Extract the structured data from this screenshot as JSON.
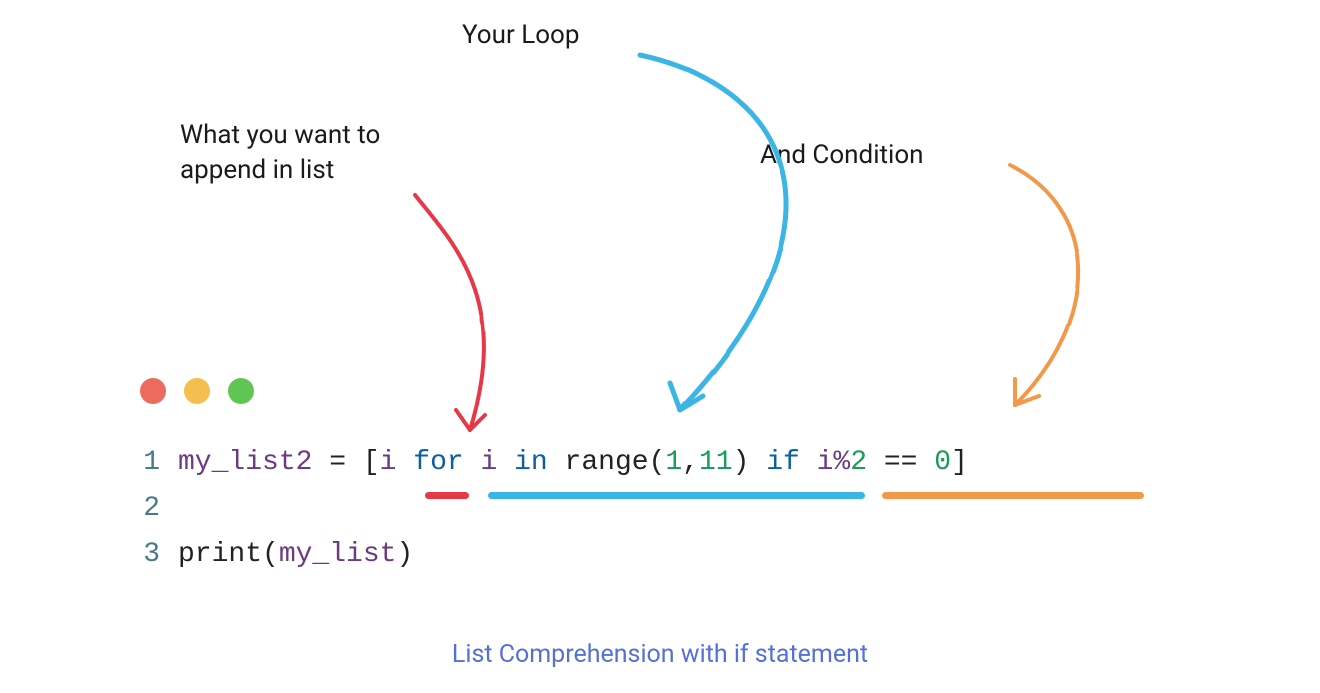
{
  "labels": {
    "loop": "Your Loop",
    "append_line1": "What you want to",
    "append_line2": "append in list",
    "condition": "And Condition"
  },
  "code": {
    "lines": {
      "no1": "1",
      "no2": "2",
      "no3": "3"
    },
    "line1": {
      "var": "my_list2",
      "assign": " = ",
      "lbrack": "[",
      "i1": "i ",
      "for": "for",
      "i2": " i ",
      "in": "in",
      "sp1": " ",
      "range": "range",
      "lparen": "(",
      "num1": "1",
      "comma": ",",
      "num11": "11",
      "rparen": ")",
      "sp2": " ",
      "if": "if",
      "sp3": " i%",
      "num2": "2",
      "eq": " == ",
      "num0": "0",
      "rbrack": "]"
    },
    "line3": {
      "print": "print",
      "lparen": "(",
      "arg": "my_list",
      "rparen": ")"
    }
  },
  "caption": "List Comprehension with if statement",
  "colors": {
    "red": "#e63946",
    "blue": "#3ab5e6",
    "orange": "#f2994a",
    "caption": "#5570d6"
  }
}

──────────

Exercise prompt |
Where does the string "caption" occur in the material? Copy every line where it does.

Finished exercise |
  "caption": "List Comprehension with if statement",
    "caption": "#5570d6"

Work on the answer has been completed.